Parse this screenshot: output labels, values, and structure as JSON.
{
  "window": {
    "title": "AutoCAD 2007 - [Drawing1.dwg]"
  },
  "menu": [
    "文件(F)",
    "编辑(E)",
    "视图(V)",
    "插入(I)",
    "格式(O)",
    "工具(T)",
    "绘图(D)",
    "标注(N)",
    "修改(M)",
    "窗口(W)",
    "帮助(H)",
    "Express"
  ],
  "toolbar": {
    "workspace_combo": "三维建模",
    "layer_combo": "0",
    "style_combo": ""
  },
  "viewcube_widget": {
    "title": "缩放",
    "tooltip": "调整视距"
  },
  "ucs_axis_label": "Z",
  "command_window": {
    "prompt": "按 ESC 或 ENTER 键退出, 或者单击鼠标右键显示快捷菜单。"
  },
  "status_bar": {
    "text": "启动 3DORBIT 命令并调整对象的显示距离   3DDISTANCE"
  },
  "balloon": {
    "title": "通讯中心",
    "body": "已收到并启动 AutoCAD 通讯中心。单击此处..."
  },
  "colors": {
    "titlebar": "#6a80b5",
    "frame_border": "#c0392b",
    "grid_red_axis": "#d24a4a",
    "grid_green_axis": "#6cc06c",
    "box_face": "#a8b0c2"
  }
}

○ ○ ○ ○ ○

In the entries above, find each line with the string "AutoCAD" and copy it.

• [Reply to the task]:
    "title": "AutoCAD 2007 - [Drawing1.dwg]"
    "body": "已收到并启动 AutoCAD 通讯中心。单击此处..."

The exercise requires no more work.